I’m writing this the day after Christmas, 2017. Yesterday I reflected on this past year as we gave thanks, ate, and laughed together while donning our familiar Christmas Day customs.
Earlier in the morning, I found an audio recording that my late father made of Christmas Day, 1980. After I pressed play, I laughed right away when my father spoke right into the microphone and said, “Christmas 1980”, in a less than authentic sounding tone. What happened after that in our house was not quite authentic at first because we knew we were being recorded. He continued to announce what was happening, “Oh there goes the telephone!” By the time my sister, brother-in-law, and one year old niece arrived, we had completely forgotten about the recording and started acting like our normal selves.

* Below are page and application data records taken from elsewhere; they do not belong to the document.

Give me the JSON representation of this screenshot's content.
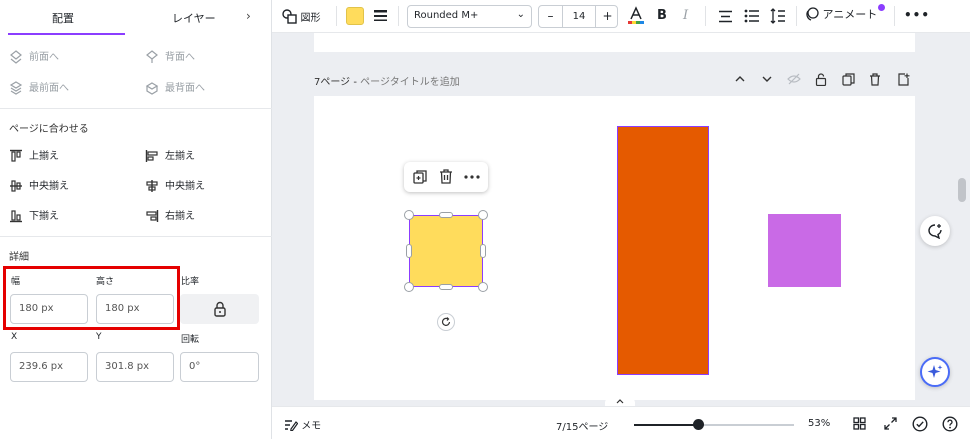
{
  "left_panel": {
    "tabs": [
      "配置",
      "レイヤー"
    ],
    "order": {
      "forward": "前面へ",
      "backward": "背面へ",
      "to_front": "最前面へ",
      "to_back": "最背面へ"
    },
    "align_title": "ページに合わせる",
    "align": {
      "top": "上揃え",
      "left": "左揃え",
      "middle": "中央揃え",
      "center": "中央揃え",
      "bottom": "下揃え",
      "right": "右揃え"
    },
    "details_title": "詳細",
    "width_label": "幅",
    "height_label": "高さ",
    "ratio_label": "比率",
    "width_value": "180 px",
    "height_value": "180 px",
    "x_label": "X",
    "y_label": "Y",
    "rotation_label": "回転",
    "x_value": "239.6 px",
    "y_value": "301.8 px",
    "rotation_value": "0°"
  },
  "toolbar": {
    "shape_label": "図形",
    "shape_color": "#ffdc5c",
    "font": "Rounded M+",
    "font_size": "14",
    "minus": "–",
    "plus": "+",
    "bold": "B",
    "italic": "I",
    "animate_label": "アニメート",
    "more": "•••"
  },
  "canvas": {
    "page_number_label": "7ページ",
    "page_title_placeholder": "ページタイトルを追加",
    "shape_colors": {
      "selected": "#ffdc5c",
      "orange": "#e55a00",
      "purple": "#c96ae6"
    }
  },
  "bottombar": {
    "notes_label": "メモ",
    "page_counter": "7/15ページ",
    "zoom_percent": "53%",
    "zoom_level": 0.4
  }
}
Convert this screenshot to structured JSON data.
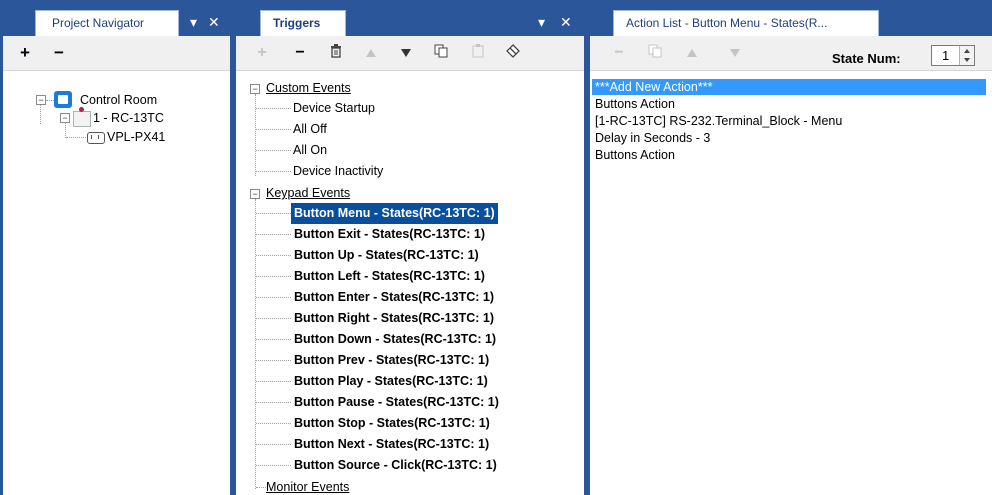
{
  "navigator": {
    "tab_label": "Project Navigator",
    "pin_glyph": "▾",
    "close_glyph": "✕",
    "add_label": "+",
    "remove_label": "−",
    "tree": {
      "root": "Control Room",
      "device": "1 - RC-13TC",
      "child": "VPL-PX41"
    }
  },
  "triggers": {
    "tab_label": "Triggers",
    "pin_glyph": "▾",
    "close_glyph": "✕",
    "toolbar": {
      "add": "+",
      "remove": "−",
      "delete_icon": "trash-icon",
      "up_icon": "arrow-up-icon",
      "down_icon": "arrow-down-icon",
      "copy_icon": "copy-icon",
      "paste_icon": "paste-icon",
      "clear_icon": "eraser-icon"
    },
    "custom_events": {
      "label": "Custom Events",
      "items": [
        "Device Startup",
        "All Off",
        "All On",
        "Device Inactivity"
      ]
    },
    "keypad_events": {
      "label": "Keypad Events",
      "items": [
        "Button Menu - States(RC-13TC: 1)",
        "Button Exit - States(RC-13TC: 1)",
        "Button Up - States(RC-13TC: 1)",
        "Button Left - States(RC-13TC: 1)",
        "Button Enter - States(RC-13TC: 1)",
        "Button Right - States(RC-13TC: 1)",
        "Button Down - States(RC-13TC: 1)",
        "Button Prev - States(RC-13TC: 1)",
        "Button Play - States(RC-13TC: 1)",
        "Button Pause - States(RC-13TC: 1)",
        "Button Stop - States(RC-13TC: 1)",
        "Button Next - States(RC-13TC: 1)",
        "Button Source - Click(RC-13TC: 1)"
      ],
      "selected_index": 0
    },
    "monitor_events": {
      "label": "Monitor Events"
    }
  },
  "actions": {
    "tab_label": "Action List - Button Menu - States(R...",
    "state_label": "State Num:",
    "state_value": "1",
    "items": [
      "***Add New Action***",
      "Buttons Action",
      "[1-RC-13TC] RS-232.Terminal_Block - Menu",
      "Delay in Seconds - 3",
      "Buttons Action"
    ],
    "selected_index": 0
  },
  "colors": {
    "frame": "#2b579a",
    "selection": "#0a4f9c",
    "action_selection": "#3399ff"
  }
}
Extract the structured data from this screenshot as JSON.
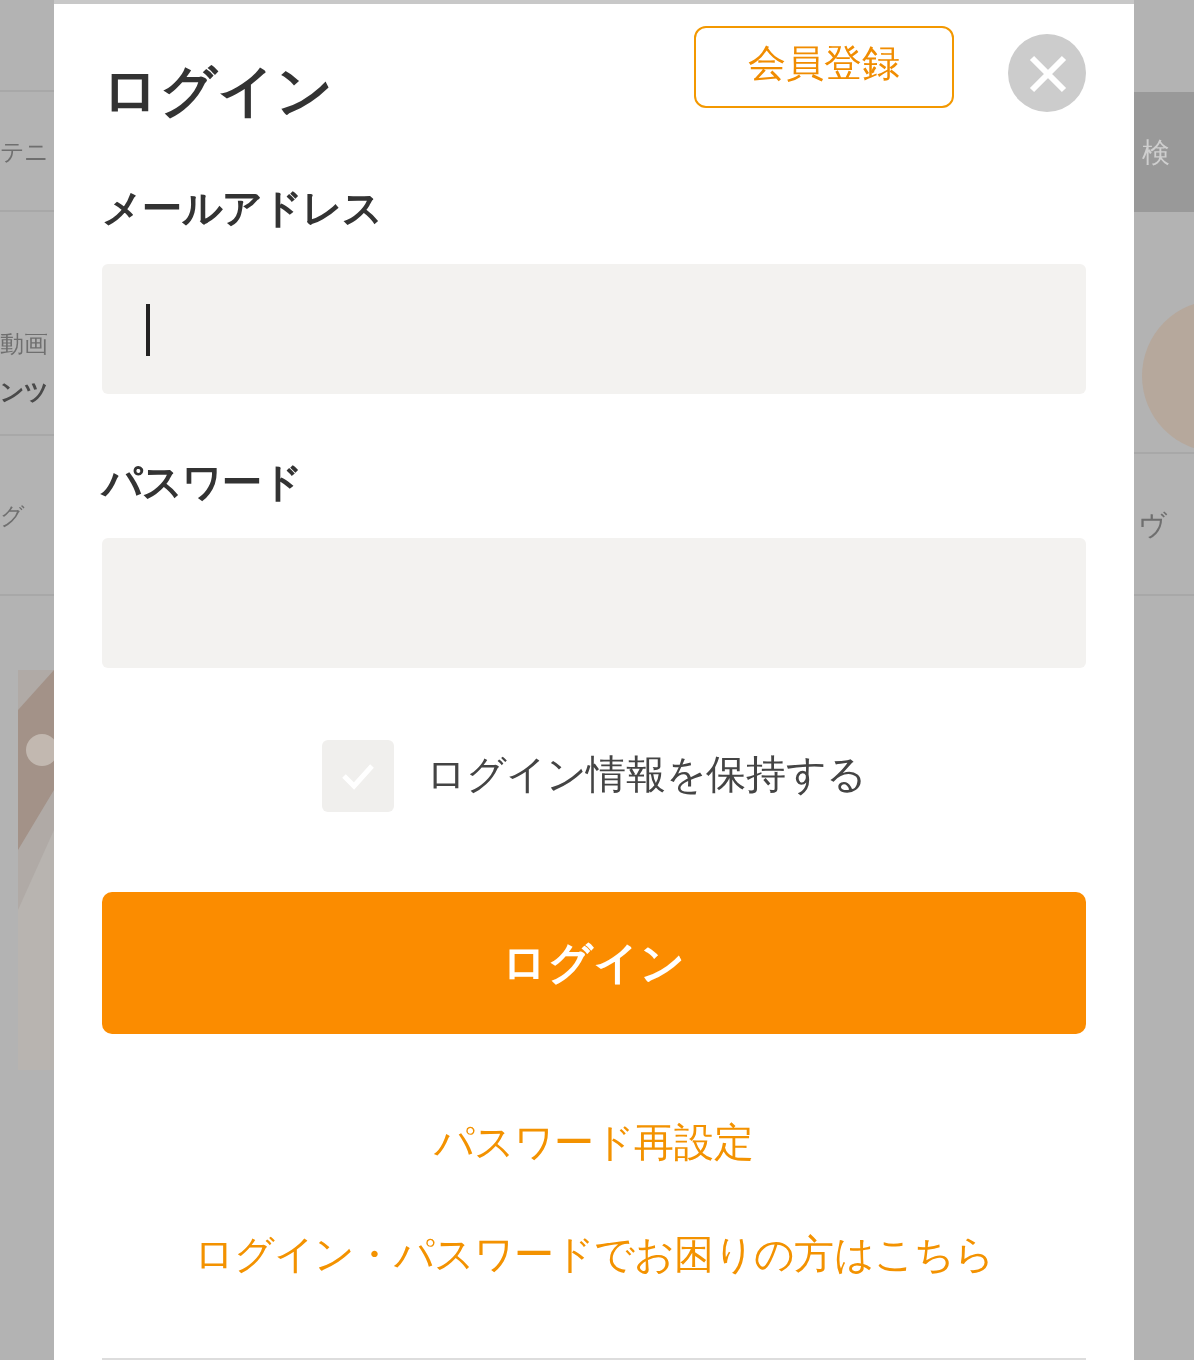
{
  "background": {
    "left_texts": [
      "テニ",
      "動画",
      "ンツ",
      "グ"
    ],
    "right_texts": [
      "検",
      "ヴ"
    ]
  },
  "dialog": {
    "title": "ログイン",
    "register_button": "会員登録",
    "fields": [
      {
        "label": "メールアドレス",
        "focused": true
      },
      {
        "label": "パスワード",
        "focused": false
      }
    ],
    "remember": {
      "label": "ログイン情報を保持する",
      "checked": false
    },
    "submit": "ログイン",
    "links": [
      "パスワード再設定",
      "ログイン・パスワードでお困りの方はこちら"
    ]
  }
}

While I listened to the clip, I mentally made note that YES, Christmas WAS as good as I remembered. The Christmas memories made with the Roberts reel to reel tape recorder (pictured above left) are priceless to me today.
While this blog is typically about learning, I’ll try to tie that in now. I am following Will Richardson and Bruce Dixon‘s Change School movement and listen to their Modern Learner’s podcast. Their latest episode deals with the vocabulary that we are using in education and how words we use DO matter. How ARE we narrating our story? Is it authentic? Do we give lip service to progressive ideas about learning but then go back to our old ideas when no one is hearing us anymore? Are we putting on a show for the recorder (social media)?
Are we encouraging student choice, voice and agency? Or are we “covering the curriculum” instead of encouraging conditions by which students WANT to think critically about solving problems in our world? Granted, it’s hard to work against a system stacked squarely against what educators think is best for kids but actions speak louder than words.
Change cannot happen overnight, but I’d rather everyone at the table be real about what is really happening in our schools. While we yearn for students to exhibit higher order thinking skills and agency in their own learning, we all need to stop creating a false narrative that students will “obtain 21st Century skills” while perpetuating a school system that has largely stayed the same for over 100 years.
As stated on the Change.School website, “Long-term, relevant, sustainable change requires you to thoroughly reimagine what schools are and what they must become, not just tinker on the edges.” Change is hard. It can be done but it cannot be done ALONE. We all need to collaborate and be on the same page to make it happen. Will you join me?What will you do to take the first step? I’ll be pondering this over the next few days in time to make some New Years resolutions.